\$850. You have \$850 in a bank that
pays a 6.76649% nominal rate, with
365 daily compounding, which is a daily
rate of 0.018538% and an EAR of
7.0%. You plan to leave the money in
the bank if you don’t buy the note.
The note is riskless.
86
Daily time line
IPER =
0
-850
0.018538% per day.
…
365
…
456 days
1,000
87
Three solution methods



1. Greatest future wealth: FV
2. Greatest wealth today: PV
3. Highest rate of return: EFF%
88
1. Greatest Future Wealth
Find FV of \$850 left in bank for
15 months and compare with
note’s FV = \$1,000.
FVBank
=
=
\$850(1.00018538)456
\$924.97 in bank.
Buy the note: \$1,000 > \$924.97.
89
Calculator Solution to FV
IPER = INOM/M
= 6.76649/365
= 0.018538 per day.
INPUTS
456
N
OUTPUT
I/YR
-850
0
PV
PMT
FV
924.97
90
2. Greatest Present Wealth

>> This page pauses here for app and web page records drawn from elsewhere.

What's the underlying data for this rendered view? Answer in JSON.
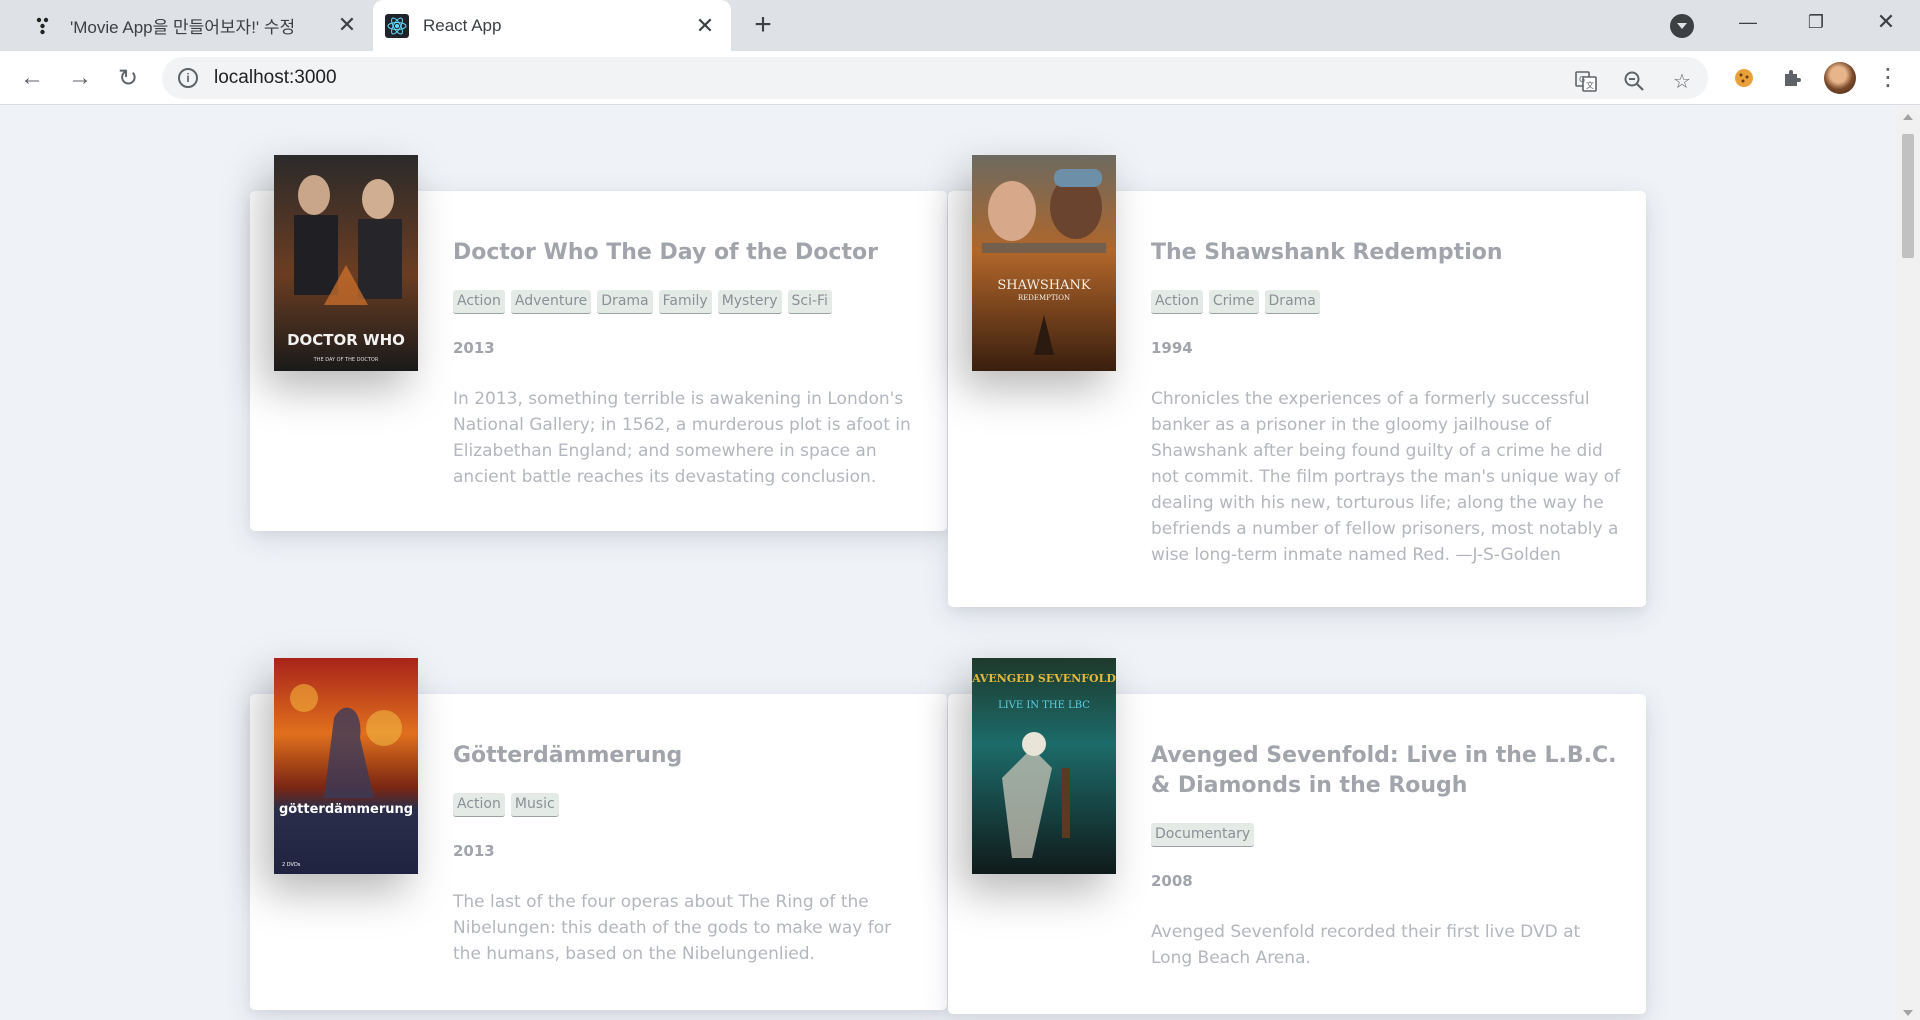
{
  "browser": {
    "tabs": [
      {
        "title": "'Movie App을 만들어보자!' 수정",
        "active": false
      },
      {
        "title": "React App",
        "active": true
      }
    ],
    "new_tab_label": "+",
    "url": "localhost:3000",
    "window_controls": {
      "minimize": "—",
      "restore": "❐",
      "close": "✕"
    },
    "extensions": [
      "translate-icon",
      "zoom-out-icon",
      "bookmark-star-icon",
      "cookie-icon",
      "puzzle-icon"
    ]
  },
  "movies": [
    {
      "title": "Doctor Who The Day of the Doctor",
      "genres": [
        "Action",
        "Adventure",
        "Drama",
        "Family",
        "Mystery",
        "Sci-Fi"
      ],
      "year": "2013",
      "summary": "In 2013, something terrible is awakening in London's National Gallery; in 1562, a murderous plot is afoot in Elizabethan England; and somewhere in space an ancient battle reaches its devastating conclusion.",
      "poster_text": "DOCTOR WHO",
      "poster_sub": "THE DAY OF THE DOCTOR"
    },
    {
      "title": "The Shawshank Redemption",
      "genres": [
        "Action",
        "Crime",
        "Drama"
      ],
      "year": "1994",
      "summary": "Chronicles the experiences of a formerly successful banker as a prisoner in the gloomy jailhouse of Shawshank after being found guilty of a crime he did not commit. The film portrays the man's unique way of dealing with his new, torturous life; along the way he befriends a number of fellow prisoners, most notably a wise long-term inmate named Red. —J-S-Golden",
      "poster_text": "SHAWSHANK",
      "poster_sub": "REDEMPTION"
    },
    {
      "title": "Götterdämmerung",
      "genres": [
        "Action",
        "Music"
      ],
      "year": "2013",
      "summary": "The last of the four operas about The Ring of the Nibelungen: this death of the gods to make way for the humans, based on the Nibelungenlied.",
      "poster_text": "götterdämmerung",
      "poster_sub": "2 DVDs"
    },
    {
      "title": "Avenged Sevenfold: Live in the L.B.C. & Diamonds in the Rough",
      "genres": [
        "Documentary"
      ],
      "year": "2008",
      "summary": "Avenged Sevenfold recorded their first live DVD at Long Beach Arena.",
      "poster_text": "AVENGED SEVENFOLD",
      "poster_sub": "LIVE IN THE LBC"
    }
  ]
}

Find PV of note, and compare
with its \$850 cost:
PV =
=
\$1,000/(1.00018538)456
\$918.95
Buy the note: \$918.95 > \$850
91
Financial Calculator Solution
INPUTS
6.76649/365 =
456 .018538
N
OUTPUT
I/YR
PV
0
1000
PMT
FV
-918.95
PV of note is greater than its \$850
cost, so buy the note. Raises your
wealth.
92
3. Rate of Return
Find the EFF% on note and compare
with 7.0% bank pays, which is your
opportunity cost of capital:
FVN = PV(1 + I)N
\$1,000 = \$850(1 + I)456
Now we must solve for I.
93
Calculator Solution
INPUTS
456
N
OUTPUT
-850
I/YR
PV
0.035646%
per day
0
1000
PMT
FV
Convert % to decimal:
Decimal = 0.035646/100 = 0.00035646.
EAR = EFF% = (1.00035646)365 - 1
= 13.89%.
94
Using interest conversion
P/YR
= 365
NOM% = 0.035646(365) = 13.01
EFF% = 13.89
Since 13.89% > 7.0% opportunity cost,